Task material:
• • • • •

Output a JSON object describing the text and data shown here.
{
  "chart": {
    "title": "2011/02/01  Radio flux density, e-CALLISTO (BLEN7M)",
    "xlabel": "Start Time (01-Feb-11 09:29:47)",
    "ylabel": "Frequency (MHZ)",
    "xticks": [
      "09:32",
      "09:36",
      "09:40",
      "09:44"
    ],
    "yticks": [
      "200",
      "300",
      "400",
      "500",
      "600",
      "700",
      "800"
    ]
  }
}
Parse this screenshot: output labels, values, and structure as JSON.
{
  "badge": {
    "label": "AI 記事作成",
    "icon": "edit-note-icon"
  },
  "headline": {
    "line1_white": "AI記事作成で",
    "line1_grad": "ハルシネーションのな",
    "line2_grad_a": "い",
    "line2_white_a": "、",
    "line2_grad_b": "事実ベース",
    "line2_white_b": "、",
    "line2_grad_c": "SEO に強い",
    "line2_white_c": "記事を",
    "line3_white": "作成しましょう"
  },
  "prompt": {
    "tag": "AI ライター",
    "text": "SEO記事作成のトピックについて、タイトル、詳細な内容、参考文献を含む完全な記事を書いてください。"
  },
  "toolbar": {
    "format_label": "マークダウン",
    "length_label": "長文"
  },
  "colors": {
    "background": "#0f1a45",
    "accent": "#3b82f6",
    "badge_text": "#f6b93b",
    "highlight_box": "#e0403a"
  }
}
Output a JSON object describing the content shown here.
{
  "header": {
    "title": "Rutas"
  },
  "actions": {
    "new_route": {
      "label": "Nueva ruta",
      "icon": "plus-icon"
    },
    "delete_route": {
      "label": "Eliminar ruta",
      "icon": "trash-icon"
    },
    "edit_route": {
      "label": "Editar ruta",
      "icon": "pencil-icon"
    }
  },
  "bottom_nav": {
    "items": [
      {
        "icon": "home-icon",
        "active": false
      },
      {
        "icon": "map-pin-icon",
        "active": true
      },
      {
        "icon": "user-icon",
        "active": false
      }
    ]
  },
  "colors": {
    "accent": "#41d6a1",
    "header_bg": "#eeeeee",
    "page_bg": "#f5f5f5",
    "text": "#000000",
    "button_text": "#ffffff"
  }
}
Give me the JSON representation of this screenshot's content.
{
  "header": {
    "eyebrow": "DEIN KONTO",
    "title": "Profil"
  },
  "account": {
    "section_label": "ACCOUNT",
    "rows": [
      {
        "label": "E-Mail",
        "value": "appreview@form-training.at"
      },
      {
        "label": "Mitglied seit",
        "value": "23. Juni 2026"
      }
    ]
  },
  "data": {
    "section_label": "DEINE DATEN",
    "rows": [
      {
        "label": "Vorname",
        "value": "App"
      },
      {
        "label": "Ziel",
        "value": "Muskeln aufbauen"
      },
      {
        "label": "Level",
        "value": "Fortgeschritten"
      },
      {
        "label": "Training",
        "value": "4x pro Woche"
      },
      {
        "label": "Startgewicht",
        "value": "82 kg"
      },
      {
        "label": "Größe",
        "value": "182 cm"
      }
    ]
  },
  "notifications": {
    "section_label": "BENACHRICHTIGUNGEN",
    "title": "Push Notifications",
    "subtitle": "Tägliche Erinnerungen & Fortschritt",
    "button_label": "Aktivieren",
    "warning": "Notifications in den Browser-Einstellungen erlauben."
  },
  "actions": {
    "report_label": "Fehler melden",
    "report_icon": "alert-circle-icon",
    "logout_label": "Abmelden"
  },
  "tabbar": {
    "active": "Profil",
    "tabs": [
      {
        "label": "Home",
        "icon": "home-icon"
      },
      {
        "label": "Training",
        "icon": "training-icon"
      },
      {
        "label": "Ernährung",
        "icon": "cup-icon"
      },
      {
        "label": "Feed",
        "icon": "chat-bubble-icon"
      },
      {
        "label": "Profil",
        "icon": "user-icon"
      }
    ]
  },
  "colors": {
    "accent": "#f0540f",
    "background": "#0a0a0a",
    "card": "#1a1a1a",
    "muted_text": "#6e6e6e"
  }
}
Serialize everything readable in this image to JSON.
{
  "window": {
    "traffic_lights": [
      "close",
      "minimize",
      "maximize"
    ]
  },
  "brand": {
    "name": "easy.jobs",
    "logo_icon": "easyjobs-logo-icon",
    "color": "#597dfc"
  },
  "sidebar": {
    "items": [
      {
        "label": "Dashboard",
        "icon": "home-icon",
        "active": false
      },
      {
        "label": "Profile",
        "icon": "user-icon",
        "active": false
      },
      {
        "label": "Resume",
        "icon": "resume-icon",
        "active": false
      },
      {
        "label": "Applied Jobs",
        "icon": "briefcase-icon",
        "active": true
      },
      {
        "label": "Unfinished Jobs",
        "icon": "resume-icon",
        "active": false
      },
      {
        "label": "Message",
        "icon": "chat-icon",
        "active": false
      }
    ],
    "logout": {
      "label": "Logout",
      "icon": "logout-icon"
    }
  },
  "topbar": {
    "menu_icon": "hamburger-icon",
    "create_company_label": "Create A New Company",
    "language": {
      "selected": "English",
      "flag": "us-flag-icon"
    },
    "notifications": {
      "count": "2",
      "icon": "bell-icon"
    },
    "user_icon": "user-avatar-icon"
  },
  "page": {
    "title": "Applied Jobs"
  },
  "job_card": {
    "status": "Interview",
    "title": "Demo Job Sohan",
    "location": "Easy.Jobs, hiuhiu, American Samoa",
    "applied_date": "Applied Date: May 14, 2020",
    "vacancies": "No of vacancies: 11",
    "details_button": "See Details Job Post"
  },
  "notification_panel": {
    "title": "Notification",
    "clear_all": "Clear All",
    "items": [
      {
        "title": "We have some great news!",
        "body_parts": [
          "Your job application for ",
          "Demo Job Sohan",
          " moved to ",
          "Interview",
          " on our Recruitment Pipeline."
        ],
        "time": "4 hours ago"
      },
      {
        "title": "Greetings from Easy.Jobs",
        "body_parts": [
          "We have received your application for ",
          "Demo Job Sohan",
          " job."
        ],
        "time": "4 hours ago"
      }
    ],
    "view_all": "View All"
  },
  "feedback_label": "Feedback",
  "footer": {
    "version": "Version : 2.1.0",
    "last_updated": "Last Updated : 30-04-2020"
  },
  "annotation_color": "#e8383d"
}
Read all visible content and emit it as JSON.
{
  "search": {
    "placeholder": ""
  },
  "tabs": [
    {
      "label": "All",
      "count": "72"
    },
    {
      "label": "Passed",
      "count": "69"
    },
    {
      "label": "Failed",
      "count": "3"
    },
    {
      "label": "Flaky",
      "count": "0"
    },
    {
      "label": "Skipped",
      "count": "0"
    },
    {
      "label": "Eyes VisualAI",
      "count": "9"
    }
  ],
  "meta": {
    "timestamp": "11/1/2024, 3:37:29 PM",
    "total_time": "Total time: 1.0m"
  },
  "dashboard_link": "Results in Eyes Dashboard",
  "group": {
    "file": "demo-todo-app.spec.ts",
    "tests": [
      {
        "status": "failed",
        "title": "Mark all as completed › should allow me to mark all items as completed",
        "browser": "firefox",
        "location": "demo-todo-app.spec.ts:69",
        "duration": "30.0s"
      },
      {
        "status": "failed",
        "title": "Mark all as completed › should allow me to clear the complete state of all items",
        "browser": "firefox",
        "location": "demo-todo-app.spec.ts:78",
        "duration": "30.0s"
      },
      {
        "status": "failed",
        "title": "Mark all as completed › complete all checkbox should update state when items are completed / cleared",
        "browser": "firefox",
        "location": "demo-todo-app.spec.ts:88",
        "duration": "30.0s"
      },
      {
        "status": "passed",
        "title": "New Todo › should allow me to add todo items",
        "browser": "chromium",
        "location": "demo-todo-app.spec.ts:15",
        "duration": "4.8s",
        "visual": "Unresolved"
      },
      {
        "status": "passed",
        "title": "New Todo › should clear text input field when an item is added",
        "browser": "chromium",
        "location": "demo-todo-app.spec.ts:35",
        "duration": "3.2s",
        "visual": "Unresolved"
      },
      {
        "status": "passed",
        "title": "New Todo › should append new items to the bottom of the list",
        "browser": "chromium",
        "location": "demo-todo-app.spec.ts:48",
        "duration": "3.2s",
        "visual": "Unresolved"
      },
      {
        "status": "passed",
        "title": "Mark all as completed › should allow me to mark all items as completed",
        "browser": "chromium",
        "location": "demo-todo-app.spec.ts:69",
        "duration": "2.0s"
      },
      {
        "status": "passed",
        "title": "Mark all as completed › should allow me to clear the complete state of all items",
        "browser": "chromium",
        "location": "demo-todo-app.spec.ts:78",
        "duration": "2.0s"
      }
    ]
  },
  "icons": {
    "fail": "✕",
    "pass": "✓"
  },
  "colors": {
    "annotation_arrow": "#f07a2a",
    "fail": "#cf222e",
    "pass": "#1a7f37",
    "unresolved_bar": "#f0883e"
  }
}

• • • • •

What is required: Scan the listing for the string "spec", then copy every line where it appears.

Solution to the exercise:
    "file": "demo-todo-app.spec.ts",
        "location": "demo-todo-app.spec.ts:69",
        "location": "demo-todo-app.spec.ts:78",
        "location": "demo-todo-app.spec.ts:88",
        "location": "demo-todo-app.spec.ts:15",
        "location": "demo-todo-app.spec.ts:35",
        "location": "demo-todo-app.spec.ts:48",
        "location": "demo-todo-app.spec.ts:69",
        "location": "demo-todo-app.spec.ts:78",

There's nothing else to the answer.